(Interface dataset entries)
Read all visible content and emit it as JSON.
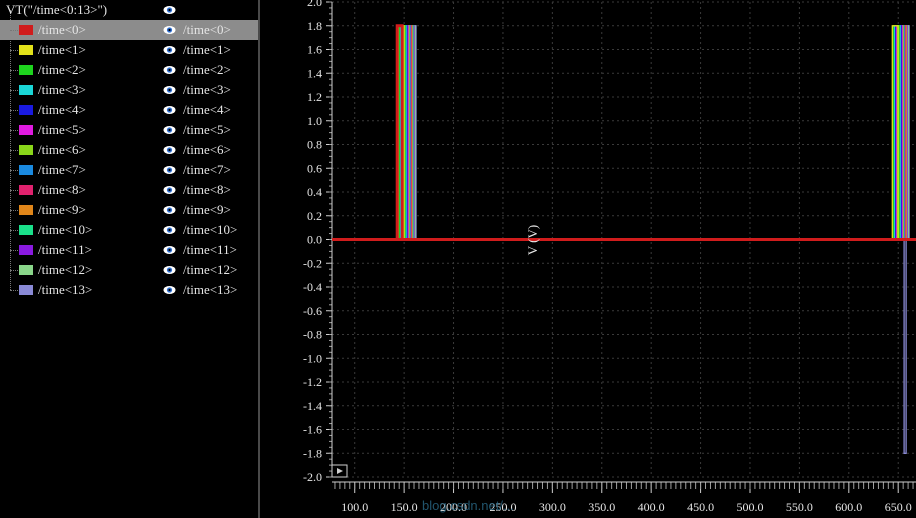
{
  "panel": {
    "root_label": "VT(\"/time<0:13>\")",
    "signals": [
      {
        "name": "/time<0>",
        "alias": "/time<0>",
        "color": "#d01c1c"
      },
      {
        "name": "/time<1>",
        "alias": "/time<1>",
        "color": "#e2e21a"
      },
      {
        "name": "/time<2>",
        "alias": "/time<2>",
        "color": "#1ed41e"
      },
      {
        "name": "/time<3>",
        "alias": "/time<3>",
        "color": "#1ad6d6"
      },
      {
        "name": "/time<4>",
        "alias": "/time<4>",
        "color": "#1a1ae0"
      },
      {
        "name": "/time<5>",
        "alias": "/time<5>",
        "color": "#e01ae0"
      },
      {
        "name": "/time<6>",
        "alias": "/time<6>",
        "color": "#8ad61a"
      },
      {
        "name": "/time<7>",
        "alias": "/time<7>",
        "color": "#1a8ae0"
      },
      {
        "name": "/time<8>",
        "alias": "/time<8>",
        "color": "#e0226e"
      },
      {
        "name": "/time<9>",
        "alias": "/time<9>",
        "color": "#e0861a"
      },
      {
        "name": "/time<10>",
        "alias": "/time<10>",
        "color": "#1ae08a"
      },
      {
        "name": "/time<11>",
        "alias": "/time<11>",
        "color": "#8a1ae0"
      },
      {
        "name": "/time<12>",
        "alias": "/time<12>",
        "color": "#8ad68a"
      },
      {
        "name": "/time<13>",
        "alias": "/time<13>",
        "color": "#8a8ad6"
      }
    ],
    "icons": {
      "visibility": "eye-icon"
    }
  },
  "chart_data": {
    "type": "line",
    "xlabel": "",
    "ylabel": "V (V)",
    "xlim": [
      77,
      668
    ],
    "ylim": [
      -2.0,
      2.0
    ],
    "x_ticks": [
      "100.0",
      "150.0",
      "200.0",
      "250.0",
      "300.0",
      "350.0",
      "400.0",
      "450.0",
      "500.0",
      "550.0",
      "600.0",
      "650.0"
    ],
    "y_ticks": [
      "2.0",
      "1.8",
      "1.6",
      "1.4",
      "1.2",
      "1.0",
      "0.8",
      "0.6",
      "0.4",
      "0.2",
      "0.0",
      "-0.2",
      "-0.4",
      "-0.6",
      "-0.8",
      "-1.0",
      "-1.2",
      "-1.4",
      "-1.6",
      "-1.8",
      "-2.0"
    ],
    "grid": true,
    "watermark": "blog.csdn.net/...",
    "series_note_colors": "same order as panel.signals",
    "series": [
      {
        "values_x": [
          77,
          143,
          143,
          148,
          148,
          668
        ],
        "values_y": [
          0,
          0,
          1.8,
          1.8,
          0,
          0
        ]
      },
      {
        "values_x": [
          77,
          144,
          144,
          150,
          150,
          644,
          644,
          650,
          650,
          668
        ],
        "values_y": [
          0,
          0,
          1.8,
          1.8,
          0,
          0,
          1.8,
          1.8,
          0,
          0
        ]
      },
      {
        "values_x": [
          77,
          145,
          145,
          151,
          151,
          645,
          645,
          651,
          651,
          668
        ],
        "values_y": [
          0,
          0,
          1.8,
          1.8,
          0,
          0,
          1.8,
          1.8,
          0,
          0
        ]
      },
      {
        "values_x": [
          77,
          146,
          146,
          152,
          152,
          646,
          646,
          652,
          652,
          668
        ],
        "values_y": [
          0,
          0,
          1.8,
          1.8,
          0,
          0,
          1.8,
          1.8,
          0,
          0
        ]
      },
      {
        "values_x": [
          77,
          147,
          147,
          153,
          153,
          647,
          647,
          653,
          653,
          668
        ],
        "values_y": [
          0,
          0,
          1.8,
          1.8,
          0,
          0,
          1.8,
          1.8,
          0,
          0
        ]
      },
      {
        "values_x": [
          77,
          148,
          148,
          154,
          154,
          648,
          648,
          654,
          654,
          668
        ],
        "values_y": [
          0,
          0,
          1.8,
          1.8,
          0,
          0,
          1.8,
          1.8,
          0,
          0
        ]
      },
      {
        "values_x": [
          77,
          149,
          149,
          155,
          155,
          649,
          649,
          655,
          655,
          668
        ],
        "values_y": [
          0,
          0,
          1.8,
          1.8,
          0,
          0,
          1.8,
          1.8,
          0,
          0
        ]
      },
      {
        "values_x": [
          77,
          150,
          150,
          156,
          156,
          650,
          650,
          656,
          656,
          668
        ],
        "values_y": [
          0,
          0,
          1.8,
          1.8,
          0,
          0,
          1.8,
          1.8,
          0,
          0
        ]
      },
      {
        "values_x": [
          77,
          151,
          151,
          157,
          157,
          651,
          651,
          657,
          657,
          668
        ],
        "values_y": [
          0,
          0,
          1.8,
          1.8,
          0,
          0,
          1.8,
          1.8,
          0,
          0
        ]
      },
      {
        "values_x": [
          77,
          152,
          152,
          158,
          158,
          652,
          652,
          658,
          658,
          668
        ],
        "values_y": [
          0,
          0,
          1.8,
          1.8,
          0,
          0,
          1.8,
          1.8,
          0,
          0
        ]
      },
      {
        "values_x": [
          77,
          153,
          153,
          159,
          159,
          653,
          653,
          658,
          658,
          668
        ],
        "values_y": [
          0,
          0,
          1.8,
          1.8,
          0,
          0,
          1.8,
          1.8,
          0,
          0
        ]
      },
      {
        "values_x": [
          77,
          154,
          154,
          160,
          160,
          654,
          654,
          659,
          659,
          668
        ],
        "values_y": [
          0,
          0,
          1.8,
          1.8,
          0,
          0,
          1.8,
          1.8,
          0,
          0
        ]
      },
      {
        "values_x": [
          77,
          155,
          155,
          161,
          161,
          655,
          655,
          660,
          660,
          668
        ],
        "values_y": [
          0,
          0,
          1.8,
          1.8,
          0,
          0,
          1.8,
          1.8,
          0,
          0
        ]
      },
      {
        "values_x": [
          77,
          156,
          156,
          162,
          162,
          656,
          656,
          661,
          661,
          668
        ],
        "values_y": [
          0,
          0,
          1.8,
          1.8,
          0,
          0,
          1.8,
          1.8,
          0,
          0
        ]
      },
      {
        "values_x": [
          656,
          656,
          658,
          658,
          668
        ],
        "values_y": [
          0,
          -1.8,
          -1.8,
          0,
          0
        ]
      }
    ]
  }
}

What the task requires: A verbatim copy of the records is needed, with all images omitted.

Reply:
Read all visible content and emit it as JSON.
{
  "panel": {
    "root_label": "VT(\"/time<0:13>\")",
    "signals": [
      {
        "name": "/time<0>",
        "alias": "/time<0>",
        "color": "#d01c1c"
      },
      {
        "name": "/time<1>",
        "alias": "/time<1>",
        "color": "#e2e21a"
      },
      {
        "name": "/time<2>",
        "alias": "/time<2>",
        "color": "#1ed41e"
      },
      {
        "name": "/time<3>",
        "alias": "/time<3>",
        "color": "#1ad6d6"
      },
      {
        "name": "/time<4>",
        "alias": "/time<4>",
        "color": "#1a1ae0"
      },
      {
        "name": "/time<5>",
        "alias": "/time<5>",
        "color": "#e01ae0"
      },
      {
        "name": "/time<6>",
        "alias": "/time<6>",
        "color": "#8ad61a"
      },
      {
        "name": "/time<7>",
        "alias": "/time<7>",
        "color": "#1a8ae0"
      },
      {
        "name": "/time<8>",
        "alias": "/time<8>",
        "color": "#e0226e"
      },
      {
        "name": "/time<9>",
        "alias": "/time<9>",
        "color": "#e0861a"
      },
      {
        "name": "/time<10>",
        "alias": "/time<10>",
        "color": "#1ae08a"
      },
      {
        "name": "/time<11>",
        "alias": "/time<11>",
        "color": "#8a1ae0"
      },
      {
        "name": "/time<12>",
        "alias": "/time<12>",
        "color": "#8ad68a"
      },
      {
        "name": "/time<13>",
        "alias": "/time<13>",
        "color": "#8a8ad6"
      }
    ],
    "icons": {
      "visibility": "eye-icon"
    }
  },
  "chart_data": {
    "type": "line",
    "xlabel": "",
    "ylabel": "V (V)",
    "xlim": [
      77,
      668
    ],
    "ylim": [
      -2.0,
      2.0
    ],
    "x_ticks": [
      "100.0",
      "150.0",
      "200.0",
      "250.0",
      "300.0",
      "350.0",
      "400.0",
      "450.0",
      "500.0",
      "550.0",
      "600.0",
      "650.0"
    ],
    "y_ticks": [
      "2.0",
      "1.8",
      "1.6",
      "1.4",
      "1.2",
      "1.0",
      "0.8",
      "0.6",
      "0.4",
      "0.2",
      "0.0",
      "-0.2",
      "-0.4",
      "-0.6",
      "-0.8",
      "-1.0",
      "-1.2",
      "-1.4",
      "-1.6",
      "-1.8",
      "-2.0"
    ],
    "grid": true,
    "watermark": "blog.csdn.net/...",
    "series_note_colors": "same order as panel.signals",
    "series": [
      {
        "values_x": [
          77,
          143,
          143,
          148,
          148,
          668
        ],
        "values_y": [
          0,
          0,
          1.8,
          1.8,
          0,
          0
        ]
      },
      {
        "values_x": [
          77,
          144,
          144,
          150,
          150,
          644,
          644,
          650,
          650,
          668
        ],
        "values_y": [
          0,
          0,
          1.8,
          1.8,
          0,
          0,
          1.8,
          1.8,
          0,
          0
        ]
      },
      {
        "values_x": [
          77,
          145,
          145,
          151,
          151,
          645,
          645,
          651,
          651,
          668
        ],
        "values_y": [
          0,
          0,
          1.8,
          1.8,
          0,
          0,
          1.8,
          1.8,
          0,
          0
        ]
      },
      {
        "values_x": [
          77,
          146,
          146,
          152,
          152,
          646,
          646,
          652,
          652,
          668
        ],
        "values_y": [
          0,
          0,
          1.8,
          1.8,
          0,
          0,
          1.8,
          1.8,
          0,
          0
        ]
      },
      {
        "values_x": [
          77,
          147,
          147,
          153,
          153,
          647,
          647,
          653,
          653,
          668
        ],
        "values_y": [
          0,
          0,
          1.8,
          1.8,
          0,
          0,
          1.8,
          1.8,
          0,
          0
        ]
      },
      {
        "values_x": [
          77,
          148,
          148,
          154,
          154,
          648,
          648,
          654,
          654,
          668
        ],
        "values_y": [
          0,
          0,
          1.8,
          1.8,
          0,
          0,
          1.8,
          1.8,
          0,
          0
        ]
      },
      {
        "values_x": [
          77,
          149,
          149,
          155,
          155,
          649,
          649,
          655,
          655,
          668
        ],
        "values_y": [
          0,
          0,
          1.8,
          1.8,
          0,
          0,
          1.8,
          1.8,
          0,
          0
        ]
      },
      {
        "values_x": [
          77,
          150,
          150,
          156,
          156,
          650,
          650,
          656,
          656,
          668
        ],
        "values_y": [
          0,
          0,
          1.8,
          1.8,
          0,
          0,
          1.8,
          1.8,
          0,
          0
        ]
      },
      {
        "values_x": [
          77,
          151,
          151,
          157,
          157,
          651,
          651,
          657,
          657,
          668
        ],
        "values_y": [
          0,
          0,
          1.8,
          1.8,
          0,
          0,
          1.8,
          1.8,
          0,
          0
        ]
      },
      {
        "values_x": [
          77,
          152,
          152,
          158,
          158,
          652,
          652,
          658,
          658,
          668
        ],
        "values_y": [
          0,
          0,
          1.8,
          1.8,
          0,
          0,
          1.8,
          1.8,
          0,
          0
        ]
      },
      {
        "values_x": [
          77,
          153,
          153,
          159,
          159,
          653,
          653,
          658,
          658,
          668
        ],
        "values_y": [
          0,
          0,
          1.8,
          1.8,
          0,
          0,
          1.8,
          1.8,
          0,
          0
        ]
      },
      {
        "values_x": [
          77,
          154,
          154,
          160,
          160,
          654,
          654,
          659,
          659,
          668
        ],
        "values_y": [
          0,
          0,
          1.8,
          1.8,
          0,
          0,
          1.8,
          1.8,
          0,
          0
        ]
      },
      {
        "values_x": [
          77,
          155,
          155,
          161,
          161,
          655,
          655,
          660,
          660,
          668
        ],
        "values_y": [
          0,
          0,
          1.8,
          1.8,
          0,
          0,
          1.8,
          1.8,
          0,
          0
        ]
      },
      {
        "values_x": [
          77,
          156,
          156,
          162,
          162,
          656,
          656,
          661,
          661,
          668
        ],
        "values_y": [
          0,
          0,
          1.8,
          1.8,
          0,
          0,
          1.8,
          1.8,
          0,
          0
        ]
      },
      {
        "values_x": [
          656,
          656,
          658,
          658,
          668
        ],
        "values_y": [
          0,
          -1.8,
          -1.8,
          0,
          0
        ]
      }
    ]
  }
}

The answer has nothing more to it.